Berlin - Rafael Nadal believes the modern game is too fast, increasing the risk of injuries at elite level, and advocates the use of balls which bounce less to slow things down.
The 30-year-old Spaniard, who has won 14 Grand Slam titles in his career, has been blighted by injury and believes the game should be slowed down to extend players' careers at the top level.
"Today, we play with much more strength. Almost any player can hit a winning point from any position," the current world number 5 told Saturday's edition of German magazine Der Spiegel.
Nadal says the fast pace of modern tennis often requires a violent change of pace and direction which increases the risk of injury.
"The balls travel faster and when you want to return one, you may have to suddenly stop, while playing at a high tempo, or suddenly change direction," he said.
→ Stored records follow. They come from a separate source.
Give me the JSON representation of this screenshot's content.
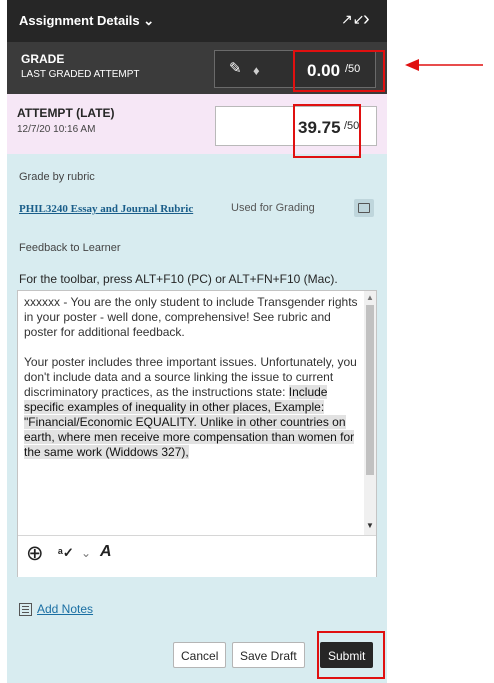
{
  "header": {
    "title": "Assignment Details",
    "chevron": "chevron-down-icon",
    "expand_icon": "expand-icon",
    "next_icon": "chevron-right-icon"
  },
  "grade": {
    "label": "GRADE",
    "sublabel": "LAST GRADED ATTEMPT",
    "value": "0.00",
    "out_of": "/50"
  },
  "attempt": {
    "label": "ATTEMPT (LATE)",
    "timestamp": "12/7/20 10:16 AM",
    "value": "39.75",
    "out_of": "/50"
  },
  "rubric": {
    "heading": "Grade by rubric",
    "link": "PHIL3240 Essay and Journal Rubric",
    "status": "Used for Grading"
  },
  "feedback": {
    "heading": "Feedback to Learner",
    "toolbar_hint": "For the toolbar, press ALT+F10 (PC) or ALT+FN+F10 (Mac).",
    "para1": "xxxxxx - You are the only student to include Transgender rights in your poster - well done, comprehensive! See rubric and poster for additional feedback.",
    "para2_plain": "Your poster includes three important issues. Unfortunately, you don't include data and a source linking the issue to current discriminatory practices, as the instructions state: ",
    "para2_highlight": "Include specific examples of inequality in other places, Example: \"Financial/Economic EQUALITY. Unlike in other countries on earth, where men receive more compensation than women for the same work (Widdows 327),"
  },
  "notes": {
    "label": "Add Notes"
  },
  "actions": {
    "cancel": "Cancel",
    "save_draft": "Save Draft",
    "submit": "Submit"
  },
  "colors": {
    "annotation": "#e01010",
    "header_bg": "#262626",
    "panel_bg": "#d8ecf0",
    "attempt_bg": "#f6e7f6"
  }
}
"It's times like these that you can hurt yourself, it's causing us injuries."
The former world number one has not reached a final since winning the ATP tournament in Barcelona in April, his second title of the year.
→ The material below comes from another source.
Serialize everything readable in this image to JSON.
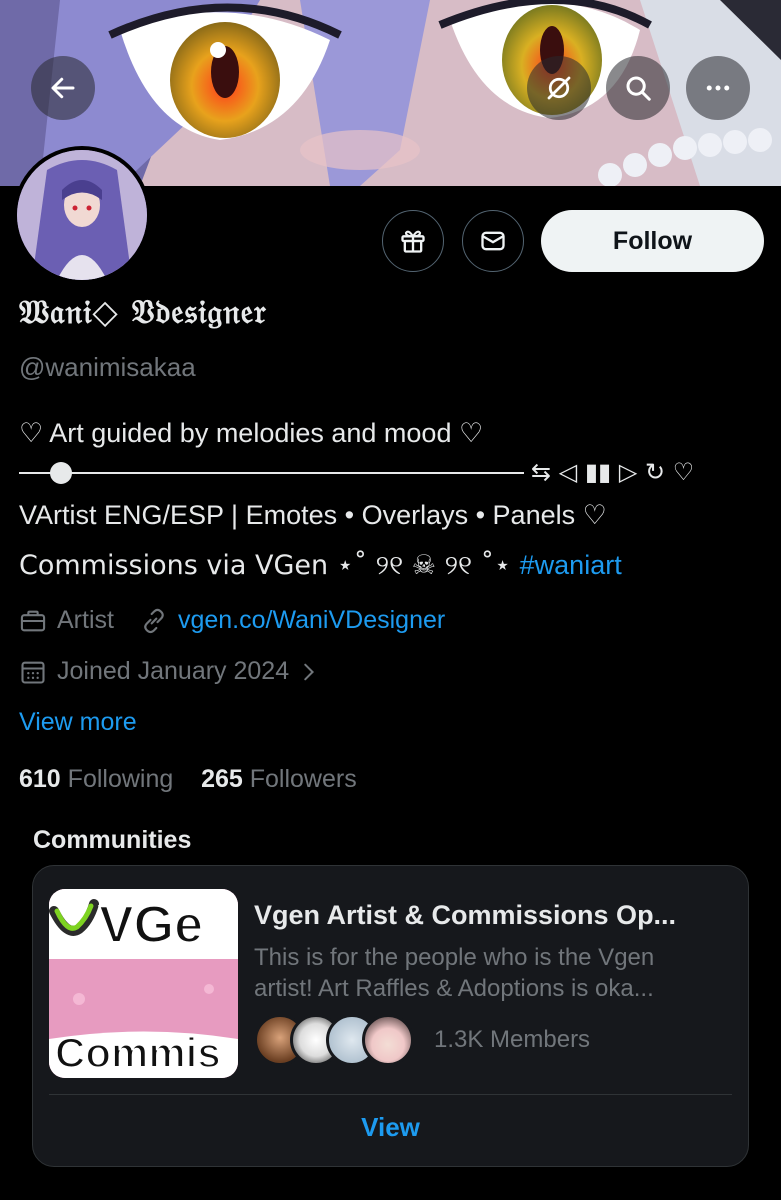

On Thursday, Nadal suggested he may call an early halt to his season, and hit the practice courts to try to halt a slide in form after his first-round defeat at the Shanghai Masters.